Croup is a common illness often seen in early spring. The parainfluenza virus is the major cause of its symptoms, such as inflammation of the upper airways. There is often a barking cough or hoarseness, especially when a child cries. Breathing can be high-pitched, musical or whistling. Kids are more prone to croup when they get a viral upper-respiratory infection.
Some kids can develop significant trouble breathing when they have croup. If this happens, stay calm and try to soothe and comfort your child. If it’s cool outside, put a coat on him, take him out and let him breathe the cool air. This should help reduce the swelling of his vocal cords and give breathing relief. You could also steam up the bathroom, and sit with and continue to soothe your child. If he develops severe respiratory distress, take him to the emergency room or call 911.
The parainfluenza virus can also cause a fever, a hoarse voice, nasal congestion and nasal drainage. Comfort measures are the best treatment. Kids tend to sleep better in an upright position, with pillow propping. Give your child plenty of clear fluids. To lessen any discomfort or fever, use either acetaminophen or ibuprofen, as directed on the package.
Expect the symptoms of croup to last three to four days.
SYMPTOMATIC TREATMENT FOR COLD SYMPTOMS
There are numerous viruses in spring and summer that can cause symptoms such as a stuffy nose, nasal drainage, a mild or low-grade fever, sneezing, a cough, a mild sore throat or decreased activity.
Symptomatic treatment is the best way to keep your child comfortable. Plenty of rest is one of the best ways to help resolve symptoms quickly. Try to provide an environment that’s quiet and favorable for sleep and rest periods. Your child will also need extra fluids, such as soup, gelatin, decaffeinated tea, Popsicles, electrolyte replacers and water. Another helpful treatment is nasal saline spray or drops. The spray can be used in older kids, and the drops in infants. The saltwater will help loosen the mucus in the nasal passages, allowing it to drain better. The salty environment can also slow down the growth of germs in the nasal passages, and speed up recovery.
Most viral illnesses last five to ten days.

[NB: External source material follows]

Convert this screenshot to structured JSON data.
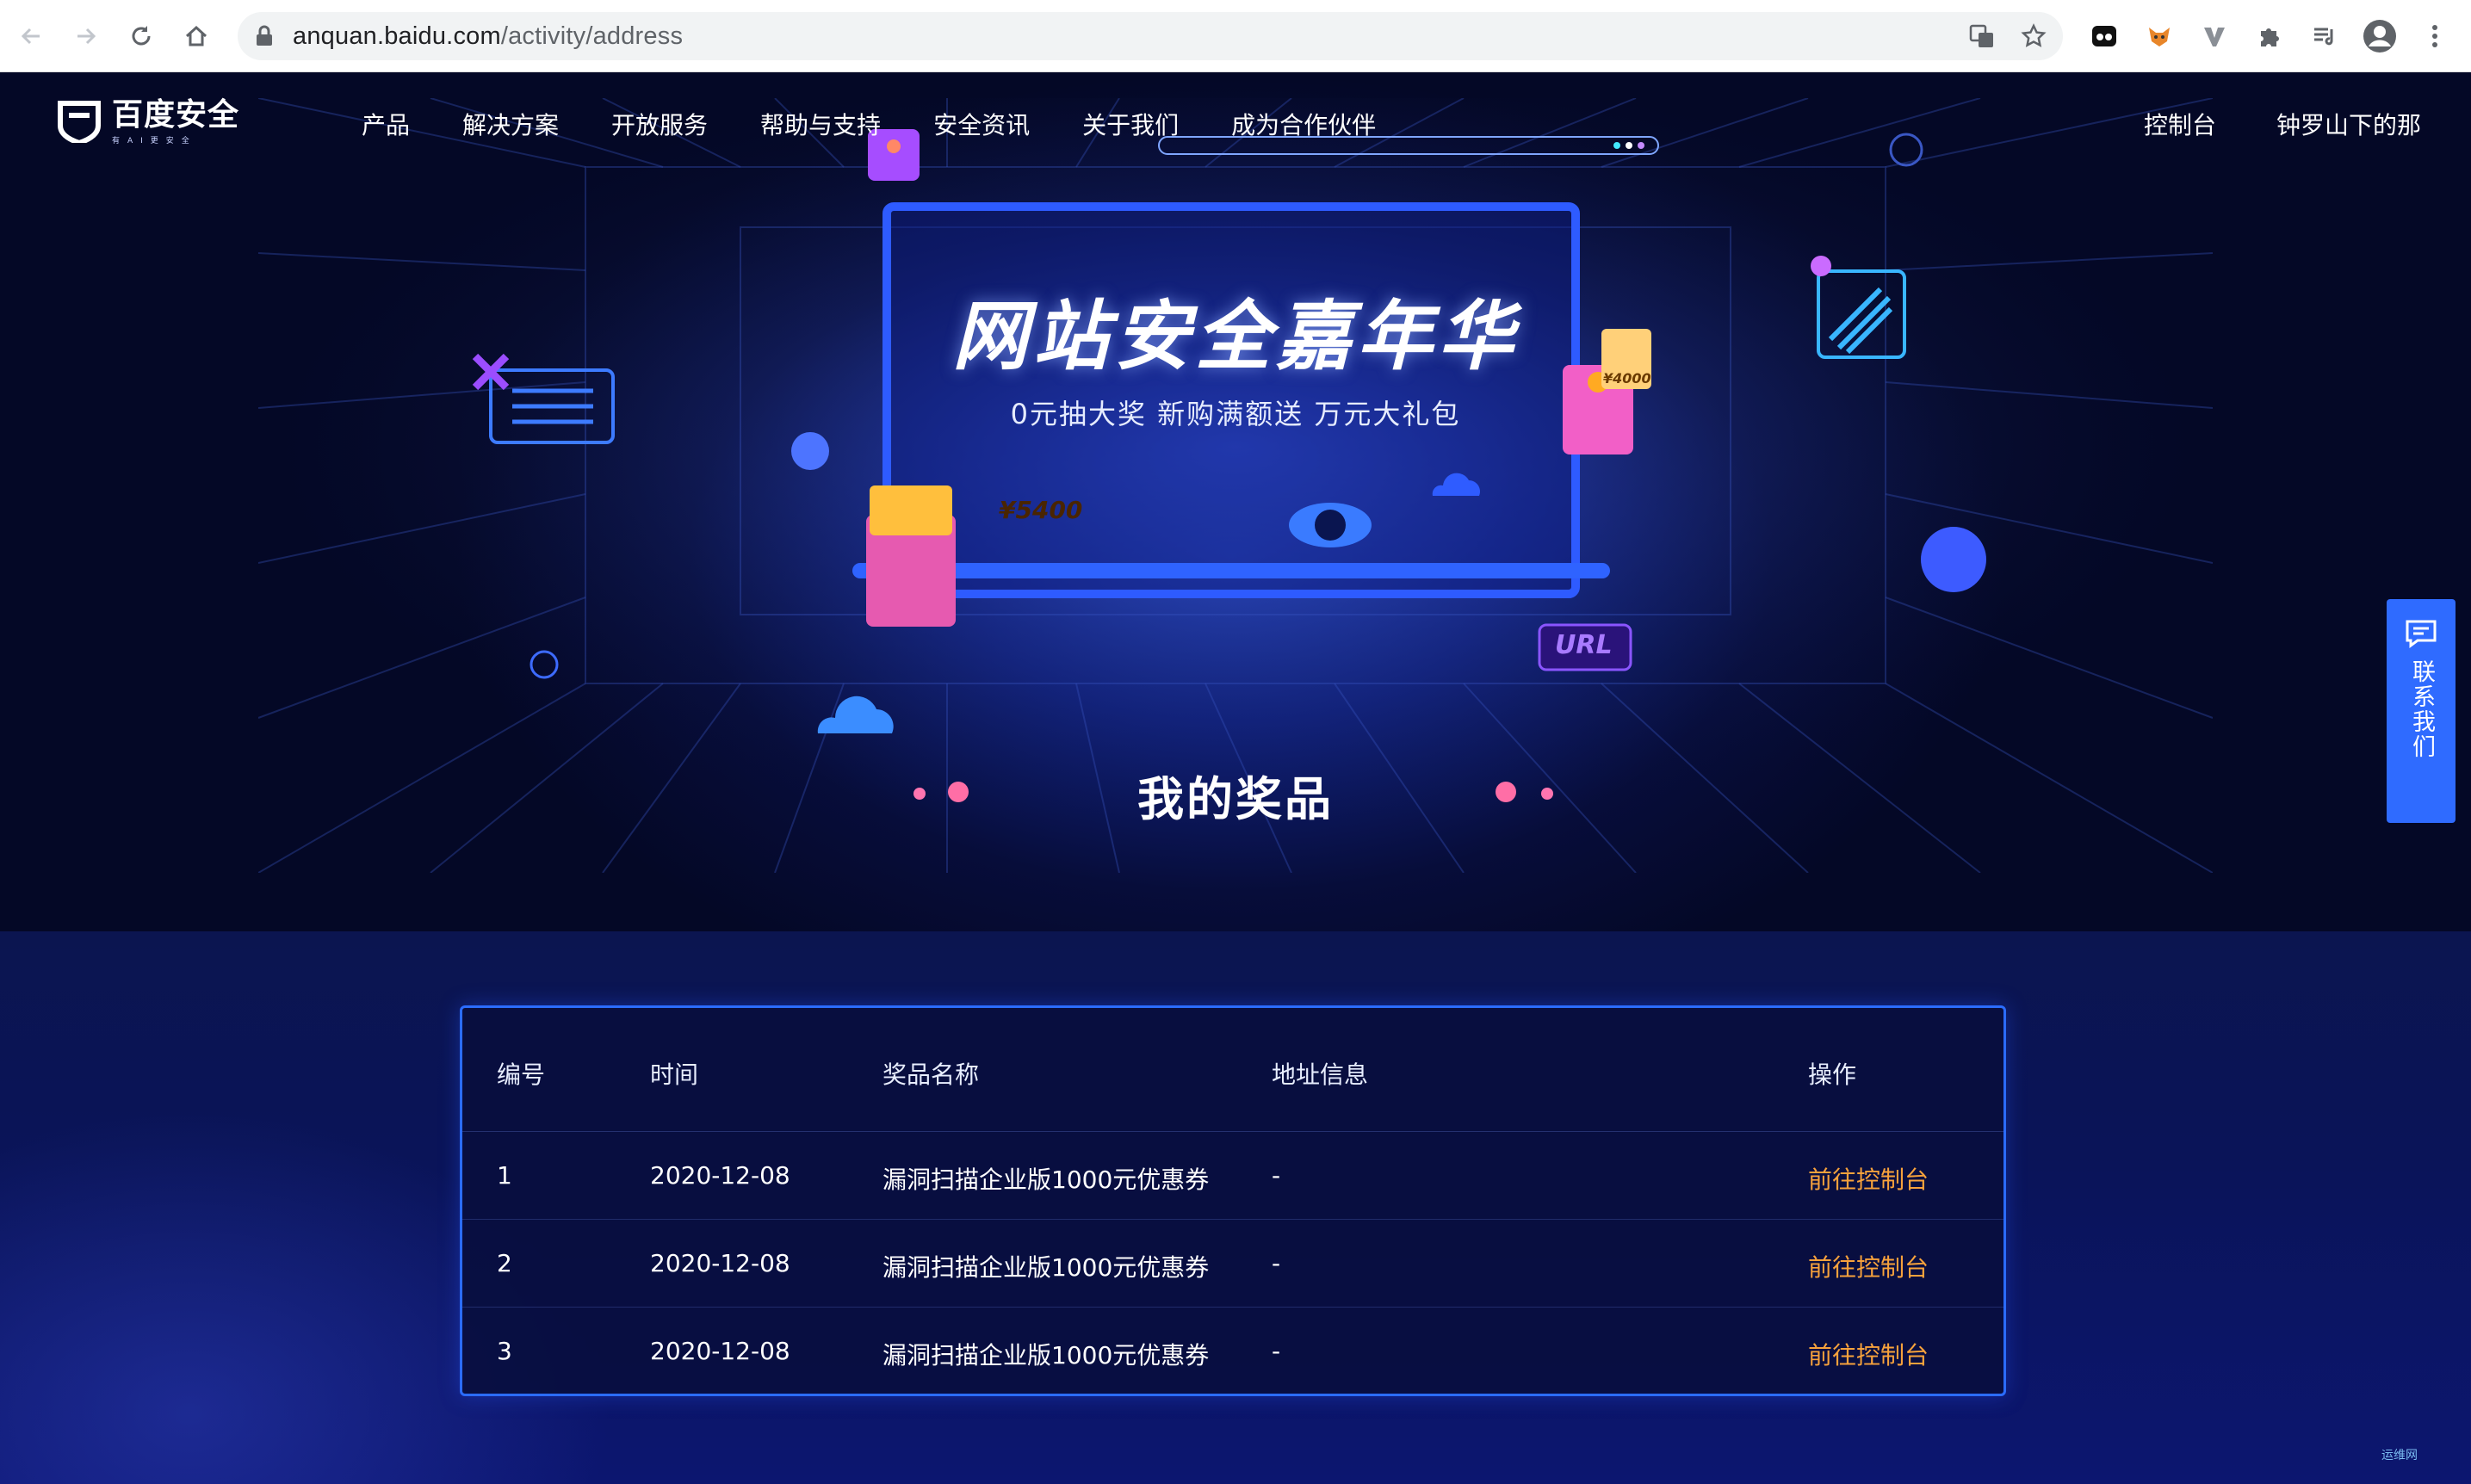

Fevers activate white blood cells to fight infection. If your child has a low-grade fever and is not uncomfortable, it’s safe to monitor her, and allow the fever to help extinguish the germ. However, if the fever is 101 or greater, or she is uncomfortable or feeling chilled, you can give her either acetaminophen or ibuprofen. Give acetaminophen to infants under 12 months, and either medication to older children. Use only one medication or the other — do not alternate. Acetaminophen is taken every four hours, and ibuprofen every six hours. Follow the dosage instructions on the package.
A fever should last three to five days. If it lasts longer, or your child has a high fever, a severe sore throat, persistent cough or a change in behavior, your provider should see her.
Debbie Gortowski, MSN, CPNP, is a PNP in a primary care clinic at the University of Illinois College of Medicine-Rockford.